Our teachers use developmentally appropriate activities — you will find no worksheets or forced activities here — based on guidelines set by NAEYC (National Association for the Education of Young Children), of which both teachers are members. Below are the guidelines we’ve extracted from the NAEYC.
- Both child-guided and teacher-guided experiences are vital to children’s development and learning. Developmentally appropriate programs provide substantial periods of time when children may select activities to pursue from among the rich choices teachers have prepared in various centers in the room. In addition to these activities, children ages 3–8 benefit from planned teacher-guided, interactive small-group and large-group experiences.

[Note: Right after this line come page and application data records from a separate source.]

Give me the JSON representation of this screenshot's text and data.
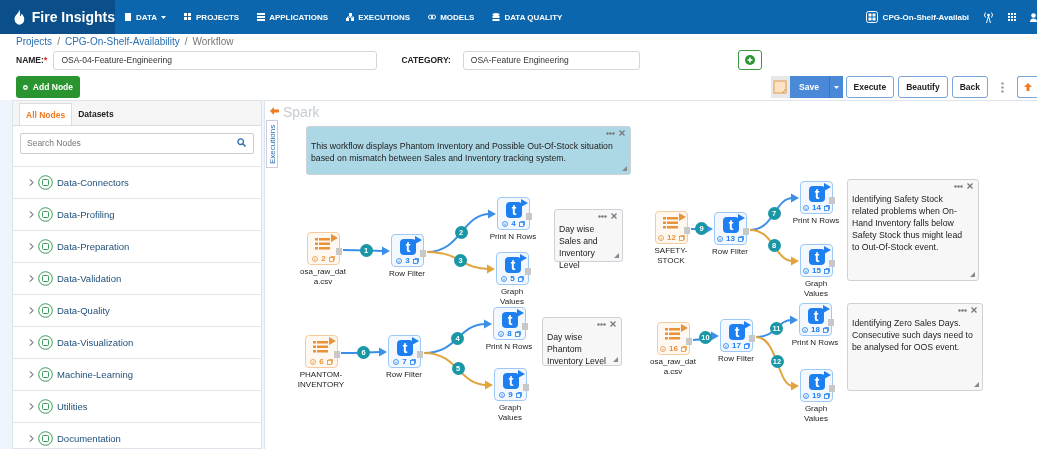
{
  "navbar": {
    "logo": "Fire Insights",
    "items": [
      {
        "label": "DATA",
        "dropdown": true
      },
      {
        "label": "PROJECTS",
        "dropdown": false
      },
      {
        "label": "APPLICATIONS",
        "dropdown": false
      },
      {
        "label": "EXECUTIONS",
        "dropdown": false
      },
      {
        "label": "MODELS",
        "dropdown": false
      },
      {
        "label": "DATA QUALITY",
        "dropdown": false
      }
    ],
    "project": "CPG-On-Shelf-Availabi"
  },
  "breadcrumb": {
    "separator": "/",
    "items": [
      "Projects",
      "CPG-On-Shelf-Availability",
      "Workflow"
    ]
  },
  "form": {
    "name_label": "NAME:",
    "required_mark": "*",
    "name_value": "OSA-04-Feature-Engineering",
    "category_label": "CATEGORY:",
    "category_value": "OSA-Feature Engineering"
  },
  "add_node": "Add Node",
  "toolbar": {
    "save": "Save",
    "buttons": [
      "Execute",
      "Beautify",
      "Back"
    ]
  },
  "sidebar": {
    "tabs": [
      {
        "label": "All Nodes",
        "selected": true
      },
      {
        "label": "Datasets",
        "selected": false
      }
    ],
    "search_placeholder": "Search Nodes",
    "categories": [
      {
        "label": "Data-Connectors",
        "expanded": false
      },
      {
        "label": "Data-Profiling",
        "expanded": false
      },
      {
        "label": "Data-Preparation",
        "expanded": false
      },
      {
        "label": "Data-Validation",
        "expanded": false
      },
      {
        "label": "Data-Quality",
        "expanded": false
      },
      {
        "label": "Data-Visualization",
        "expanded": false
      },
      {
        "label": "Machine-Learning",
        "expanded": false
      },
      {
        "label": "Utilities",
        "expanded": false
      },
      {
        "label": "Documentation",
        "expanded": false
      }
    ]
  },
  "canvas": {
    "engine": "Spark",
    "executions_tab": "Executions",
    "notes": [
      {
        "text": "This workflow displays Phantom Inventory and Possible Out-Of-Stock situation based on mismatch between Sales and Inventory tracking system.",
        "color": "#acd7e4"
      },
      {
        "text": "Day wise Sales and Inventory Level",
        "color": "#f7f7f8"
      },
      {
        "text": "Identifying Safety Stock related problems when On-Hand Inventory falls below Safety Stock thus might lead to Out-Of-Stock event.",
        "color": "#f7f7f8"
      },
      {
        "text": "Day wise Phantom Inventory Level",
        "color": "#f7f7f8"
      },
      {
        "text": "Identifying Zero Sales Days. Consecutive such days need to be analysed for OOS event.",
        "color": "#f7f7f8"
      }
    ],
    "nodes": [
      {
        "kind": "dataset",
        "number": "2",
        "label": "osa_raw_dat a.csv"
      },
      {
        "kind": "transform",
        "glyph": "t",
        "number": "3",
        "label": "Row Filter"
      },
      {
        "kind": "transform",
        "glyph": "t",
        "number": "4",
        "label": "Print N Rows"
      },
      {
        "kind": "transform",
        "glyph": "t",
        "number": "5",
        "label": "Graph Values"
      },
      {
        "kind": "dataset",
        "number": "12",
        "label": "SAFETY- STOCK"
      },
      {
        "kind": "transform",
        "glyph": "t",
        "number": "13",
        "label": "Row Filter"
      },
      {
        "kind": "transform",
        "glyph": "t",
        "number": "14",
        "label": "Print N Rows"
      },
      {
        "kind": "transform",
        "glyph": "t",
        "number": "15",
        "label": "Graph Values"
      },
      {
        "kind": "dataset",
        "number": "6",
        "label": "PHANTOM- INVENTORY"
      },
      {
        "kind": "transform",
        "glyph": "t",
        "number": "7",
        "label": "Row Filter"
      },
      {
        "kind": "transform",
        "glyph": "t",
        "number": "8",
        "label": "Print N Rows"
      },
      {
        "kind": "transform",
        "glyph": "t",
        "number": "9",
        "label": "Graph Values"
      },
      {
        "kind": "dataset",
        "number": "16",
        "label": "osa_raw_dat a.csv"
      },
      {
        "kind": "transform",
        "glyph": "t",
        "number": "17",
        "label": "Row Filter"
      },
      {
        "kind": "transform",
        "glyph": "t",
        "number": "18",
        "label": "Print N Rows"
      },
      {
        "kind": "transform",
        "glyph": "t",
        "number": "19",
        "label": "Graph Values"
      }
    ],
    "edges": [
      {
        "number": "1",
        "color": "#3b8fe8"
      },
      {
        "number": "2",
        "color": "#3b8fe8"
      },
      {
        "number": "3",
        "color": "#e2a43c"
      },
      {
        "number": "9",
        "color": "#3b8fe8"
      },
      {
        "number": "7",
        "color": "#3b8fe8"
      },
      {
        "number": "8",
        "color": "#e2a43c"
      },
      {
        "number": "6",
        "color": "#3b8fe8"
      },
      {
        "number": "4",
        "color": "#3b8fe8"
      },
      {
        "number": "5",
        "color": "#e2a43c"
      },
      {
        "number": "10",
        "color": "#3b8fe8"
      },
      {
        "number": "11",
        "color": "#3b8fe8"
      },
      {
        "number": "12",
        "color": "#e2a43c"
      }
    ]
  }
}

- Rather than diminishing children’s learning by reducing the time devoted to academic activities, play promotes key abilities that enable children to learn successfully. In high-level dramatic play, for example, the collaborative planning of roles and scenarios and the impulse control required to stay within the play’s constraints develop children’s self-regulation, symbolic thinking, memory, and language—capacities critical to later learning, social competence, and school success.
- Because of how they spend their time outside of school, many young children now lack the ability to play at the high level of complexity and engagement that affords so many cognitive, social, and emotional benefits. As a result, it is vital for early childhood settings to provide opportunities for sustained high-level play and for teachers to actively support children’s progress toward such play.